[MATERIAL TO PROCESS Boundary: Start]

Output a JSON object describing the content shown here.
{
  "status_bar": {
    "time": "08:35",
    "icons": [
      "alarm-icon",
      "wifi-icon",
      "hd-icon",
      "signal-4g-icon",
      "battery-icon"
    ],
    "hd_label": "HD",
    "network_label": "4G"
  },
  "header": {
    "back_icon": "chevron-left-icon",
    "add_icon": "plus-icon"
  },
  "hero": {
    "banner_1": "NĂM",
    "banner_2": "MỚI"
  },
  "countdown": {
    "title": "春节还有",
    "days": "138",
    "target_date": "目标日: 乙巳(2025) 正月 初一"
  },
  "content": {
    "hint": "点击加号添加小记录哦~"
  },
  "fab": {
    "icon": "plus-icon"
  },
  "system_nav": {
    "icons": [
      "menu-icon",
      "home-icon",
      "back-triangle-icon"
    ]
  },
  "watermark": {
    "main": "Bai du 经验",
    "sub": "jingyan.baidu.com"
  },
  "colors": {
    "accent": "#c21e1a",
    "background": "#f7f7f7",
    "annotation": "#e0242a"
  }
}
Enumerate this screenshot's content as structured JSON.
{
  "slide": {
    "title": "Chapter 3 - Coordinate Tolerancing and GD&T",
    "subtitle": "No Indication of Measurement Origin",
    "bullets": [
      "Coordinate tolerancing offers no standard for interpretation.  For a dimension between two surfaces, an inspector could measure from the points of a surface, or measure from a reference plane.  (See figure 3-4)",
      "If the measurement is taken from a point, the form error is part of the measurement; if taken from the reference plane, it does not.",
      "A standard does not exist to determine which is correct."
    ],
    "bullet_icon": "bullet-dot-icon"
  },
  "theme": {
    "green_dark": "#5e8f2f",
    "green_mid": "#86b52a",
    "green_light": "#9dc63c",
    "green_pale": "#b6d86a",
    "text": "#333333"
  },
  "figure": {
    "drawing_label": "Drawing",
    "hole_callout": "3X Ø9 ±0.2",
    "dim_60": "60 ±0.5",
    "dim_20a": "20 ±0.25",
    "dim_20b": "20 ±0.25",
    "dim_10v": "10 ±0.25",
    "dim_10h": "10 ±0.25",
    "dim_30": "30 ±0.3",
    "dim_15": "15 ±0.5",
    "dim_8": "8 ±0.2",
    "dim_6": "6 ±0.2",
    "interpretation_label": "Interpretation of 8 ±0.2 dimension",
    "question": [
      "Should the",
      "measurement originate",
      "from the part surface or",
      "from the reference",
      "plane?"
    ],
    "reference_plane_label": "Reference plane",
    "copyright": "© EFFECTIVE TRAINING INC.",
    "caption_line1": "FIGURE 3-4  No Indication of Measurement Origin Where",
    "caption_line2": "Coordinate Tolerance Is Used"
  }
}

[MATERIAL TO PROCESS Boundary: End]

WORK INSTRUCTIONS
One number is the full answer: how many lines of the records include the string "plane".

TASK OUTPUT
4